Task to complete: For the data below, say how many lines contain "summary". Only the number should be given.

The records:
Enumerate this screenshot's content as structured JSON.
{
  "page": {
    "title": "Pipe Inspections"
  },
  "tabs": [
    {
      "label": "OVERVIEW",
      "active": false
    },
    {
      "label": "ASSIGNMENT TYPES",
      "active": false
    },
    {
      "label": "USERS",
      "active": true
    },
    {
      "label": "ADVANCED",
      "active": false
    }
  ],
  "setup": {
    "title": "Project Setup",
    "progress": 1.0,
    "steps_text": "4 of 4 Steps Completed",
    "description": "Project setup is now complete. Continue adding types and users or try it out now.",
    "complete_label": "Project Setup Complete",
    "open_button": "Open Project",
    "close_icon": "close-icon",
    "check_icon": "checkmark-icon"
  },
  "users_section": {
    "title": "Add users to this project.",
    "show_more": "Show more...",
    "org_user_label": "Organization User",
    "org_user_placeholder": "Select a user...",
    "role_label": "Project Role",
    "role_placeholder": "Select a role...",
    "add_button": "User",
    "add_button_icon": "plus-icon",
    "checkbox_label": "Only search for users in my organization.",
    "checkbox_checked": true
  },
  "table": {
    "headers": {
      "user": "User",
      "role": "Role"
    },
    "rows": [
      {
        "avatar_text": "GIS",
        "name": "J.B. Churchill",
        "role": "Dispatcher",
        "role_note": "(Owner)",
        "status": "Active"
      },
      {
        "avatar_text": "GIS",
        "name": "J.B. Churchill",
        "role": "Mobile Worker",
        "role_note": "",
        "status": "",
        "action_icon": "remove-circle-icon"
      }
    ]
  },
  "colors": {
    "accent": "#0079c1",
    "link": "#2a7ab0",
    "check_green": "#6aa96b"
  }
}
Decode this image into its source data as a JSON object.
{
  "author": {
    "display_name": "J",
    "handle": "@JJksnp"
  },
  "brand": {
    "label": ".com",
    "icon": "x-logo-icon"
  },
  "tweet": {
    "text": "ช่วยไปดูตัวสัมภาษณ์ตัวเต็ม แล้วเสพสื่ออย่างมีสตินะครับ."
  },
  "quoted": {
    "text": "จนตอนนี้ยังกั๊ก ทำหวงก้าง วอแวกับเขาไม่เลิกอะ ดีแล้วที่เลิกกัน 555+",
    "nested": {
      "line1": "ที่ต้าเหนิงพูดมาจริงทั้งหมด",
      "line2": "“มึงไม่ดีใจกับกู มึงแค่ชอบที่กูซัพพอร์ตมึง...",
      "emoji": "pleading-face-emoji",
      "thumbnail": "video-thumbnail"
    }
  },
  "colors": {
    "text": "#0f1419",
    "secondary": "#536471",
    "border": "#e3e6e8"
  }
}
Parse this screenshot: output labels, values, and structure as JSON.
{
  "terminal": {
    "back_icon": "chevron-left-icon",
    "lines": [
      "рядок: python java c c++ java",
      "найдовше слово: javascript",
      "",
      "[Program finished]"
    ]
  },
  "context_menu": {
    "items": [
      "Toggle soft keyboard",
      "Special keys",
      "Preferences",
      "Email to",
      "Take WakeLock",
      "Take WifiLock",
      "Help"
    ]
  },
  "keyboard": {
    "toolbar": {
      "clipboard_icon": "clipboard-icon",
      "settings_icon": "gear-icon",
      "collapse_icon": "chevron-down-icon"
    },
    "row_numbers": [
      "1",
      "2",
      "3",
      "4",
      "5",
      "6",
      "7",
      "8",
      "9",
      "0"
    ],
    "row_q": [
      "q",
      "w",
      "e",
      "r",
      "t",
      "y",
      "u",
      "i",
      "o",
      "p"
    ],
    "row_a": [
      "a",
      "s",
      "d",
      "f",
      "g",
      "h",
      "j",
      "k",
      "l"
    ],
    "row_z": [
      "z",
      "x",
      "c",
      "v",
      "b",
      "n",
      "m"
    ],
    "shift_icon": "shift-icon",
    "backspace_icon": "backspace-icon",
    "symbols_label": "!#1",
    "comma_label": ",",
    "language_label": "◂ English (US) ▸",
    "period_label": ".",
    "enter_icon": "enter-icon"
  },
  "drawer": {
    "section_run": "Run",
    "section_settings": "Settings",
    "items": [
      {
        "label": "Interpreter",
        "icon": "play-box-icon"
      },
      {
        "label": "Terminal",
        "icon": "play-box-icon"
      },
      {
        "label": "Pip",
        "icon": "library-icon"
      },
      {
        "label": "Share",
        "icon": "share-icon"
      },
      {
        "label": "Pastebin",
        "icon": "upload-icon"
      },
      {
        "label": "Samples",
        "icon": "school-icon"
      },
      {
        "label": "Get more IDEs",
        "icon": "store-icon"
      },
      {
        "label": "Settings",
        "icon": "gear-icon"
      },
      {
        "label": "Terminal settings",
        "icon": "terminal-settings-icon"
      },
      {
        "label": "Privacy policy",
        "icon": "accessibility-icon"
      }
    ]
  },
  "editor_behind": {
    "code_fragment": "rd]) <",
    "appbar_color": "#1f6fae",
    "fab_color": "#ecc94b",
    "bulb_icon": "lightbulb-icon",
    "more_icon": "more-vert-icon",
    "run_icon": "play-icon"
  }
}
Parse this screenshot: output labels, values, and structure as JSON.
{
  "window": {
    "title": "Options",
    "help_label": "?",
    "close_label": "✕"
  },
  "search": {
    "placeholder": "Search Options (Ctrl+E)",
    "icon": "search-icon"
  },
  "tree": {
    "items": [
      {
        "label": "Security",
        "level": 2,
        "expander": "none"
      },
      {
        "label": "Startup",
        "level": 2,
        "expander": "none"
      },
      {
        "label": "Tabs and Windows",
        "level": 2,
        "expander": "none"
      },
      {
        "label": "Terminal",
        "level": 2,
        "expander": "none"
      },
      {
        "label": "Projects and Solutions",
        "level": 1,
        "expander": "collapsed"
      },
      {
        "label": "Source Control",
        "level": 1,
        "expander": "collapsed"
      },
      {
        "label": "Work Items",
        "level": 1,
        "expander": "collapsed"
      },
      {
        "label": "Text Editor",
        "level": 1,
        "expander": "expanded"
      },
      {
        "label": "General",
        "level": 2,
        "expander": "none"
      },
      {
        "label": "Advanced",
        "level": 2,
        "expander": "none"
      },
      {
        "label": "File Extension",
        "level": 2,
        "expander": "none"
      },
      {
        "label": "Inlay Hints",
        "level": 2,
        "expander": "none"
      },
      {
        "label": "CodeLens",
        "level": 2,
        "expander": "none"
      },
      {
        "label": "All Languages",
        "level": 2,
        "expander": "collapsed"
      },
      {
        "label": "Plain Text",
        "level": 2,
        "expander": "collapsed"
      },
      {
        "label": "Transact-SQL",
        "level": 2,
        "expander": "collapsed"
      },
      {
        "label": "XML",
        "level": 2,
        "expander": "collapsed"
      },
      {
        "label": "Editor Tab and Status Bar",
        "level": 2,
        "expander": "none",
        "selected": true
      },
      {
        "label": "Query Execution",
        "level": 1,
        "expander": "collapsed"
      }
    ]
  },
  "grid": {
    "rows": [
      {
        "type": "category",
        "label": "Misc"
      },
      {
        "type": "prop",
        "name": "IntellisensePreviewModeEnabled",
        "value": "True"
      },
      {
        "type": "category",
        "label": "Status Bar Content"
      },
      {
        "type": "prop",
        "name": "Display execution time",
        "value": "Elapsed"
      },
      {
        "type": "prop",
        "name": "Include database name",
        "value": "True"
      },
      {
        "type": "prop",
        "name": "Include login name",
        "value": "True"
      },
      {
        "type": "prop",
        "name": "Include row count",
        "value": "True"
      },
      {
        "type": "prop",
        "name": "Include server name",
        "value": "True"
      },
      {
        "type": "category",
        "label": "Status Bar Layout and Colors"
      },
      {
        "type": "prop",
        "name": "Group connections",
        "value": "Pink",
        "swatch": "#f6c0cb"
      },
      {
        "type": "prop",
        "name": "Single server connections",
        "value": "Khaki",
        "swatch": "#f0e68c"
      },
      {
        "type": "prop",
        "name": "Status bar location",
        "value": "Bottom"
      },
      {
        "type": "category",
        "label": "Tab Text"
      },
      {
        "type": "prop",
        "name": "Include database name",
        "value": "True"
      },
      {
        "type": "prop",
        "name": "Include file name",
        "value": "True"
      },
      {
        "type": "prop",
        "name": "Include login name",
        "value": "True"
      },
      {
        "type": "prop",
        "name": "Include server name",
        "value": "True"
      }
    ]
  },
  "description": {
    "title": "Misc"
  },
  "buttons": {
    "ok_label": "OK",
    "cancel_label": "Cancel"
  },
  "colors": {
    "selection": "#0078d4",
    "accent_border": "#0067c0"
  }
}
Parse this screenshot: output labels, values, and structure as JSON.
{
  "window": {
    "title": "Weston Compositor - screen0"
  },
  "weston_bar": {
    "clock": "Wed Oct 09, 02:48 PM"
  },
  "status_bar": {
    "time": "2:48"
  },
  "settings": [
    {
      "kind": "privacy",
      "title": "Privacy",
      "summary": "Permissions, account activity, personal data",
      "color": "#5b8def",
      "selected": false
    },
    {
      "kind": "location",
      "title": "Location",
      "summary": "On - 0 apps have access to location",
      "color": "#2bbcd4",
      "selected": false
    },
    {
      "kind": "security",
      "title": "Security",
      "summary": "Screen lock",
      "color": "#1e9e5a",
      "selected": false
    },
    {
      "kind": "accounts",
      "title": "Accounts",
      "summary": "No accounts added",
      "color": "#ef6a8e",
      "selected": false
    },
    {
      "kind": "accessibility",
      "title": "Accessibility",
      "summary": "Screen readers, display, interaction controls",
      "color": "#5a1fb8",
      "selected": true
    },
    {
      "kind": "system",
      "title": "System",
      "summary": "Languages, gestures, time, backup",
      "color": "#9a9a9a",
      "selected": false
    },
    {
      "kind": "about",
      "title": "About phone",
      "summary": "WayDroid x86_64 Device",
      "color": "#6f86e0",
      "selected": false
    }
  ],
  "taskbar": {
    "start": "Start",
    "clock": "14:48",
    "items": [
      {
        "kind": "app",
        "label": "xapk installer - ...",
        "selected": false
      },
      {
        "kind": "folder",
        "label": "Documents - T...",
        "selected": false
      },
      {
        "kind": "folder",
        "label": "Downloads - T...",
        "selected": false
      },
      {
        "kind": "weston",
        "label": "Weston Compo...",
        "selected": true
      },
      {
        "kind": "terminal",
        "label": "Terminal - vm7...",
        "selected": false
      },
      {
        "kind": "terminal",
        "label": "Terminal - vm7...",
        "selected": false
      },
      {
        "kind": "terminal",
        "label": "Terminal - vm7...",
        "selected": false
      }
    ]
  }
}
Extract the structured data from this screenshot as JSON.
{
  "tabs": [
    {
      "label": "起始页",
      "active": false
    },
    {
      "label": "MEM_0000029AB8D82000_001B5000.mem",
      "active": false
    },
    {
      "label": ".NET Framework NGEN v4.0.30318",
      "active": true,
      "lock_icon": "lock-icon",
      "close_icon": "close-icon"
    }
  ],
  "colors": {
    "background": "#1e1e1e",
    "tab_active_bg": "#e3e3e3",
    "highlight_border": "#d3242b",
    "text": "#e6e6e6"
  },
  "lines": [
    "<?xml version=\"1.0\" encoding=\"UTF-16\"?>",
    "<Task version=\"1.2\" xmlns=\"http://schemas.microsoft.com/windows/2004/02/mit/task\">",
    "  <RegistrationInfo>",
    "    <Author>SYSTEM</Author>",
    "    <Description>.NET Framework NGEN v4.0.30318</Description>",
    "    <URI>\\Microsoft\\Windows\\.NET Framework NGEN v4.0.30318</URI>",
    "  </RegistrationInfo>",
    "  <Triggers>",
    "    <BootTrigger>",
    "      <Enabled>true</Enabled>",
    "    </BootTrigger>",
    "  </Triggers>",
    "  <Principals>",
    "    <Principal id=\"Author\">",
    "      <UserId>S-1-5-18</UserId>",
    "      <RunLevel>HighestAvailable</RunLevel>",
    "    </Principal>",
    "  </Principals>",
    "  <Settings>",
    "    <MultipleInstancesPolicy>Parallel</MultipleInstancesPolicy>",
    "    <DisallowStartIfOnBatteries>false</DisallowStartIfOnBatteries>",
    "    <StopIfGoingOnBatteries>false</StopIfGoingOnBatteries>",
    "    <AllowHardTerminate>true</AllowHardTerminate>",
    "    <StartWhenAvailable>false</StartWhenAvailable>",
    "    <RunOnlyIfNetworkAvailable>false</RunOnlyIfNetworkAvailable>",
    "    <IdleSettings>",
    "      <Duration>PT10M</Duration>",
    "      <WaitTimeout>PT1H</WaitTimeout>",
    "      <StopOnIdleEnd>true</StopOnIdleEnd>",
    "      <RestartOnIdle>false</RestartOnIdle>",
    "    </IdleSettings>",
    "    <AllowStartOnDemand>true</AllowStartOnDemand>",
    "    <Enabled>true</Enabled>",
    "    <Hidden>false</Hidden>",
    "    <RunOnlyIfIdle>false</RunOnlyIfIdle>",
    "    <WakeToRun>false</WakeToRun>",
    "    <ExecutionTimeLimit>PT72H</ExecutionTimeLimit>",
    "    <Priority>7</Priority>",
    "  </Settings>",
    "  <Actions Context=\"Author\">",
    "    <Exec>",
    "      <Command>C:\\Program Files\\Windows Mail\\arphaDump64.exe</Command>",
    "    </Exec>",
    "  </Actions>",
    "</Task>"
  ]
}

Answer section: 7